A new study done by the University of Cambridge states that women, as well as young adults, are twice as likely to experience anxiety as men. Anxiety disorder - the most common mental health problem - is often manifested as excessive worry, fear and a tendency to avoid potentially stressful situations including social gatherings.
"Anxiety disorders can make life extremely difficult for some people and it is important for our health services to understand how common they are and which groups of people are at greatest risk," said led author Olivia Remes at the University of Cambridge.
The findings showed that nearly one in ten adults (10.9 per cent) with heart disease were affected by generalised anxiety disorder but women were almost twice as likely to be affected as men. Also, women affected with heart diseases, cancer and even pregnancy showed a higher level of anxiety than men.
Obsessive compulsive disorder (OCD) - an anxiety disorder characterised by obsessions and compulsions - was in general, found only one in a hundred, but the proportion with the disorder was double in pregnant women and slightly higher in the period immediately after birth.
"Anxiety disorders can also lead to impairment, disability, and risk of suicide," added Louise Lafortune, research associate at the University of Cambridge.
Further, the level of anxiety among young individuals - both male and female - under 35 years of age were found to be disproportionate. In addition, people from Western Europe and North America were found more likely to suffer from anxiety than people from other cultures.
"By collecting all these data together, we see that these disorders are common across all groups, but women and young people are disproportionately affected. Also, people who have a chronic health condition are at a particular risk, adding a double burden on their lives," Remes noted.

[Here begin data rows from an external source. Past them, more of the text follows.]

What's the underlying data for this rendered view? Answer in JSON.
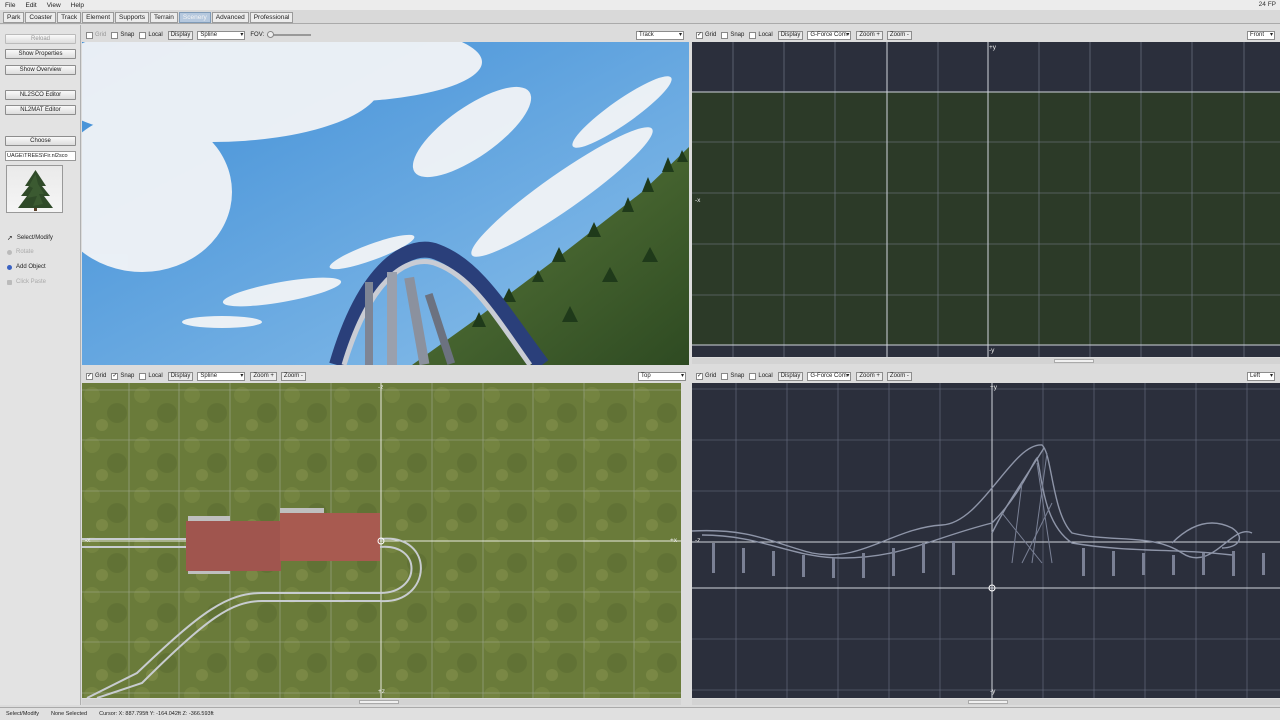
{
  "menu": {
    "file": "File",
    "edit": "Edit",
    "view": "View",
    "help": "Help"
  },
  "fps": "24 FP",
  "tabs": [
    "Park",
    "Coaster",
    "Track",
    "Element",
    "Supports",
    "Terrain",
    "Scenery",
    "Advanced",
    "Professional"
  ],
  "active_tab": "Scenery",
  "left": {
    "reload": "Reload",
    "show_properties": "Show Properties",
    "show_overview": "Show Overview",
    "nl2sco_editor": "NL2SCO Editor",
    "nl2mat_editor": "NL2MAT Editor",
    "choose": "Choose",
    "path": "UAGE\\TREES\\Fir.nl2sco",
    "tools": [
      "Select/Modify",
      "Rotate",
      "Add Object",
      "Click Paste"
    ]
  },
  "vp1": {
    "grid": "Grid",
    "snap": "Snap",
    "local": "Local",
    "display": "Display",
    "mode": "Spline",
    "fov": "FOV:",
    "camera": "Track"
  },
  "vp2": {
    "grid": "Grid",
    "snap": "Snap",
    "local": "Local",
    "display": "Display",
    "mode": "G-Force Com",
    "zoom_in": "Zoom +",
    "zoom_out": "Zoom -",
    "view": "Front",
    "axis_top": "+y",
    "axis_bottom": "-y",
    "axis_left": "-x"
  },
  "vp3": {
    "grid": "Grid",
    "snap": "Snap",
    "local": "Local",
    "display": "Display",
    "mode": "Spline",
    "zoom_in": "Zoom +",
    "zoom_out": "Zoom -",
    "view": "Top",
    "axis_top": "-z",
    "axis_bottom": "+z",
    "axis_left": "-x",
    "axis_right": "+x"
  },
  "vp4": {
    "grid": "Grid",
    "snap": "Snap",
    "local": "Local",
    "display": "Display",
    "mode": "G-Force Com",
    "zoom_in": "Zoom +",
    "zoom_out": "Zoom -",
    "view": "Left",
    "axis_top": "+y",
    "axis_bottom": "-y",
    "axis_left": "-z"
  },
  "status": {
    "mode": "Select/Modify",
    "selection": "None Selected",
    "cursor": "Cursor: X: 887.795ft Y: -164.042ft Z: -366.593ft"
  }
}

For the study, published in the journal Brain and Behaviour, the team studied 48 scientific reviews that showed data between 1990 and 2010. The overall proportion of people affected remained largely unchanged, with around four out of every 100 experiencing anxiety.Inputs from IANS.